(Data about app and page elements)
>>>
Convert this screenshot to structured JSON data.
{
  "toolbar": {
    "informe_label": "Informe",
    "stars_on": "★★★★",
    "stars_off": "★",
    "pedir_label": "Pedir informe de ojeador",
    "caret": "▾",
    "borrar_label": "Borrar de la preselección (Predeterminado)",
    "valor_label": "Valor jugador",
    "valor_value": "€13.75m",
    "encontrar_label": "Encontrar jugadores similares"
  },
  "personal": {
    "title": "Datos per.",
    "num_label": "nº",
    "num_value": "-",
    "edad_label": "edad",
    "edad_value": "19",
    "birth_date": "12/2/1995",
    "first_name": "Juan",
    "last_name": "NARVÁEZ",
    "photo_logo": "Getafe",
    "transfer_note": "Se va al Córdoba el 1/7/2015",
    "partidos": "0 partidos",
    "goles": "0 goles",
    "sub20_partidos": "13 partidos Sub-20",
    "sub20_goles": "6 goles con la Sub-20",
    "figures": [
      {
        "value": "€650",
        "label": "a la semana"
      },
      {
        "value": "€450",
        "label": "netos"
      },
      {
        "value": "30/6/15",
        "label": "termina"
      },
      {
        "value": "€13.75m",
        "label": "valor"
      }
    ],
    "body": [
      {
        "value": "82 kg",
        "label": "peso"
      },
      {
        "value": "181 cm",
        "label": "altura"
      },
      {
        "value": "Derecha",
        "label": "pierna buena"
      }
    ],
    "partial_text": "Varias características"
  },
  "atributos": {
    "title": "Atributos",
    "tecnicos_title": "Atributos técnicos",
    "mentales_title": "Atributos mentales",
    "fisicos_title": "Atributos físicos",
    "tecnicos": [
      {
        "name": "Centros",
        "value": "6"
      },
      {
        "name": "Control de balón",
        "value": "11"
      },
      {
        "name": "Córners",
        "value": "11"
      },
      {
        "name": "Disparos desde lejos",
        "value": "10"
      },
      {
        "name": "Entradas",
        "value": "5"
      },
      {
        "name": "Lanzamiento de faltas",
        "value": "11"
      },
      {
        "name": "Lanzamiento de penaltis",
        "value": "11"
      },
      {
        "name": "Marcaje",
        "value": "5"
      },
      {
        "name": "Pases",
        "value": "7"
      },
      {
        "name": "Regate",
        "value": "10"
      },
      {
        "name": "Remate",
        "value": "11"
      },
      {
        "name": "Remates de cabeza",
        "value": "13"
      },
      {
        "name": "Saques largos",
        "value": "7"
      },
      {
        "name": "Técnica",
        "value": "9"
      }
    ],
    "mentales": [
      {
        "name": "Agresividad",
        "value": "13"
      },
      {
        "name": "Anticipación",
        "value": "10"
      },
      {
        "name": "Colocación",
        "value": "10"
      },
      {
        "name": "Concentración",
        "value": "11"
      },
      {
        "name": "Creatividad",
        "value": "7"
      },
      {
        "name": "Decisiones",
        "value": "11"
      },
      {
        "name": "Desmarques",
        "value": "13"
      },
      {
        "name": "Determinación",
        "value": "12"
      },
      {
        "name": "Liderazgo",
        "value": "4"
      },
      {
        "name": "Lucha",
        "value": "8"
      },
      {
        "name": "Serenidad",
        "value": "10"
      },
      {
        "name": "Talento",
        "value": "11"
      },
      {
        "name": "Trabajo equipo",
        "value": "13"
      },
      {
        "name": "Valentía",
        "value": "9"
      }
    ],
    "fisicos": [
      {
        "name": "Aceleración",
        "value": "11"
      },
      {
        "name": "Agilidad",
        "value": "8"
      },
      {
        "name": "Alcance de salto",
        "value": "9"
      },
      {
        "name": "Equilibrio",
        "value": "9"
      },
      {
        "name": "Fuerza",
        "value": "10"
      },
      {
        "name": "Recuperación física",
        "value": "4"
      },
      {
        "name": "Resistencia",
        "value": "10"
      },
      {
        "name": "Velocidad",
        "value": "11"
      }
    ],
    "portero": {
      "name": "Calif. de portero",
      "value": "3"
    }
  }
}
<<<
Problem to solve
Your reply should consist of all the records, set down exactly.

Problem solution
Convert this screenshot to structured JSON data.
{
  "toolbar": {
    "informe_label": "Informe",
    "stars_on": "★★★★",
    "stars_off": "★",
    "pedir_label": "Pedir informe de ojeador",
    "caret": "▾",
    "borrar_label": "Borrar de la preselección (Predeterminado)",
    "valor_label": "Valor jugador",
    "valor_value": "€13.75m",
    "encontrar_label": "Encontrar jugadores similares"
  },
  "personal": {
    "title": "Datos per.",
    "num_label": "nº",
    "num_value": "-",
    "edad_label": "edad",
    "edad_value": "19",
    "birth_date": "12/2/1995",
    "first_name": "Juan",
    "last_name": "NARVÁEZ",
    "photo_logo": "Getafe",
    "transfer_note": "Se va al Córdoba el 1/7/2015",
    "partidos": "0 partidos",
    "goles": "0 goles",
    "sub20_partidos": "13 partidos Sub-20",
    "sub20_goles": "6 goles con la Sub-20",
    "figures": [
      {
        "value": "€650",
        "label": "a la semana"
      },
      {
        "value": "€450",
        "label": "netos"
      },
      {
        "value": "30/6/15",
        "label": "termina"
      },
      {
        "value": "€13.75m",
        "label": "valor"
      }
    ],
    "body": [
      {
        "value": "82 kg",
        "label": "peso"
      },
      {
        "value": "181 cm",
        "label": "altura"
      },
      {
        "value": "Derecha",
        "label": "pierna buena"
      }
    ],
    "partial_text": "Varias características"
  },
  "atributos": {
    "title": "Atributos",
    "tecnicos_title": "Atributos técnicos",
    "mentales_title": "Atributos mentales",
    "fisicos_title": "Atributos físicos",
    "tecnicos": [
      {
        "name": "Centros",
        "value": "6"
      },
      {
        "name": "Control de balón",
        "value": "11"
      },
      {
        "name": "Córners",
        "value": "11"
      },
      {
        "name": "Disparos desde lejos",
        "value": "10"
      },
      {
        "name": "Entradas",
        "value": "5"
      },
      {
        "name": "Lanzamiento de faltas",
        "value": "11"
      },
      {
        "name": "Lanzamiento de penaltis",
        "value": "11"
      },
      {
        "name": "Marcaje",
        "value": "5"
      },
      {
        "name": "Pases",
        "value": "7"
      },
      {
        "name": "Regate",
        "value": "10"
      },
      {
        "name": "Remate",
        "value": "11"
      },
      {
        "name": "Remates de cabeza",
        "value": "13"
      },
      {
        "name": "Saques largos",
        "value": "7"
      },
      {
        "name": "Técnica",
        "value": "9"
      }
    ],
    "mentales": [
      {
        "name": "Agresividad",
        "value": "13"
      },
      {
        "name": "Anticipación",
        "value": "10"
      },
      {
        "name": "Colocación",
        "value": "10"
      },
      {
        "name": "Concentración",
        "value": "11"
      },
      {
        "name": "Creatividad",
        "value": "7"
      },
      {
        "name": "Decisiones",
        "value": "11"
      },
      {
        "name": "Desmarques",
        "value": "13"
      },
      {
        "name": "Determinación",
        "value": "12"
      },
      {
        "name": "Liderazgo",
        "value": "4"
      },
      {
        "name": "Lucha",
        "value": "8"
      },
      {
        "name": "Serenidad",
        "value": "10"
      },
      {
        "name": "Talento",
        "value": "11"
      },
      {
        "name": "Trabajo equipo",
        "value": "13"
      },
      {
        "name": "Valentía",
        "value": "9"
      }
    ],
    "fisicos": [
      {
        "name": "Aceleración",
        "value": "11"
      },
      {
        "name": "Agilidad",
        "value": "8"
      },
      {
        "name": "Alcance de salto",
        "value": "9"
      },
      {
        "name": "Equilibrio",
        "value": "9"
      },
      {
        "name": "Fuerza",
        "value": "10"
      },
      {
        "name": "Recuperación física",
        "value": "4"
      },
      {
        "name": "Resistencia",
        "value": "10"
      },
      {
        "name": "Velocidad",
        "value": "11"
      }
    ],
    "portero": {
      "name": "Calif. de portero",
      "value": "3"
    }
  }
}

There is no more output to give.